Project Fear was the cornerstone of the Remain campaign in 2016. Politicians, economists and business leaders warned against the severe dangers of voting to Leave the EU. George Osborne painted a memorable picture of Brexit as a “leap in the dark”.
So how accurate were they?
The forecasts by the Remain campaign about the economic effects of a vote to Leave the EU were particularly stark. Helpfully, for anyone attempting to judge the accuracy of these predictions, they were also strikingly precise. Remain campaigners presented them as concrete forecasts, instead of broad estimates based on contentious assumptions.
A Treasury study – no doubt influenced by Osborne – claimed a Leave vote would plunge the economy into an immediate recession, and lead to an increase in unemployment of half a million.
In fact, employment has risen by 400,000 to a record high. There was, of course, no recession – and we are currently experiencing sold economic growth of just under 2%.
A few days before the Referendum, Osborne ramped up the rhetoric and promised an ‘Emergency Budget’ if there was a vote to Leave. He threatened he would need to impose tax increases and spending cuts. Thankfully Leave won, David Cameron resigned, Theresa May took over the leadership of the Conservative Party and promptly sacked Osborne. So he was not in office to implement his ridiculous and unnecessary plan after the Referendum.

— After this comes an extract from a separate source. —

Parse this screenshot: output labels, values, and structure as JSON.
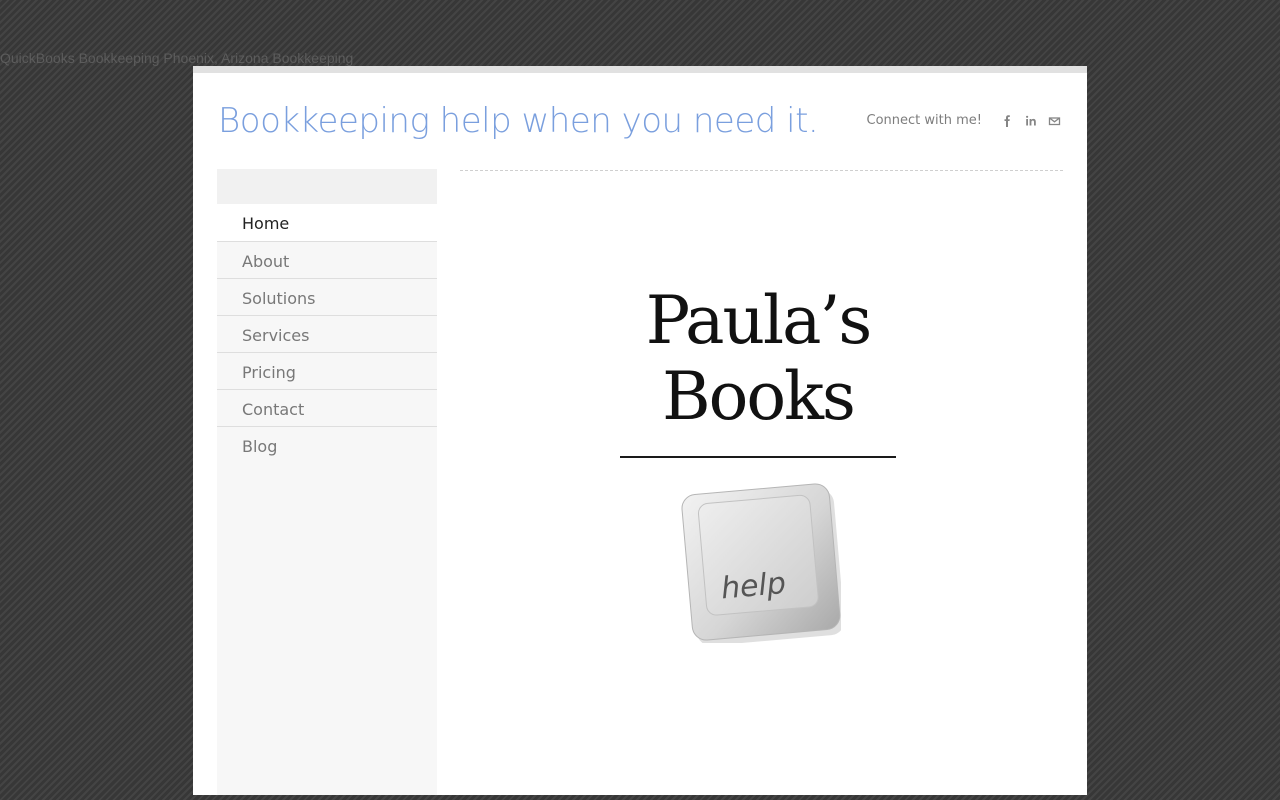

While the Treasury, led by the Chancellor, Philip Hammond, has continued to enforce fiscal discipline, there has been no need for an emergency squeeze on Government budgets, because Osborne’s predicted recession never happened.
Remainer scaremongering on Scotland has also been proved wrong. David Cameron frequently talked of the risk of Brexit potentially causing the actual break-up of the UK. For this reason alone, many patriotic Britons reluctantly voted Remain.
But Brexit has actually coincided with a dramatic fall in support for Scottish independence – 32% according to the latest opinion poll. Despite First Minister Nicola Sturgeon’s bluster about Scotland being “dragged out of Europe against its will”, the majority of Scots seem happy with the current constitutional situation. Sturgeon has now been forced to row back from her attempt to hold a second independence Referendum.
This unexpected decline in support for Scottish independence may be, in part, due to the popularity of the Unionist Conservative leader in Scotland, Ruth Davidson. It may also be caused by the plainly inconsistent position of nationalists, who want to take control of powers from Westminster, only to give them back to Brussels. Sturgeon’s Scottish National Party is committed to trying to block Brexit, and their MPs even voted against triggering Article 50 in the House of Commons.
Many other infamous predictions from the Remain campaign have also been proved false.
France did not pull out of the Le Toucquet Agreement, causing migrant camps to appear in Kent, as predicted by David Cameron. In fact, the Agreement has just been extended – although more needs to be done to ensure there is enough manpower at the border in Calais, given the extra financial contributions from Britain.
World War Three did not occur.
The peace settlement in Northern Ireland has not collapsed, although preventing a hard border between Ireland and Northern Ireland is, of course, a key aim of the negotiations.
The Remain campaign made outlandish claims about the economy, Scottish independence and the border with France, in an unsuccessful attempt to scare Britons away from voting to Leave. Over 18 months on, it is clear that they were wrong – and Brexiteers can look back with confidence at their vote to Get Britain Out of the EU.
Peter Lyon is a Research Executive at Get Britain Out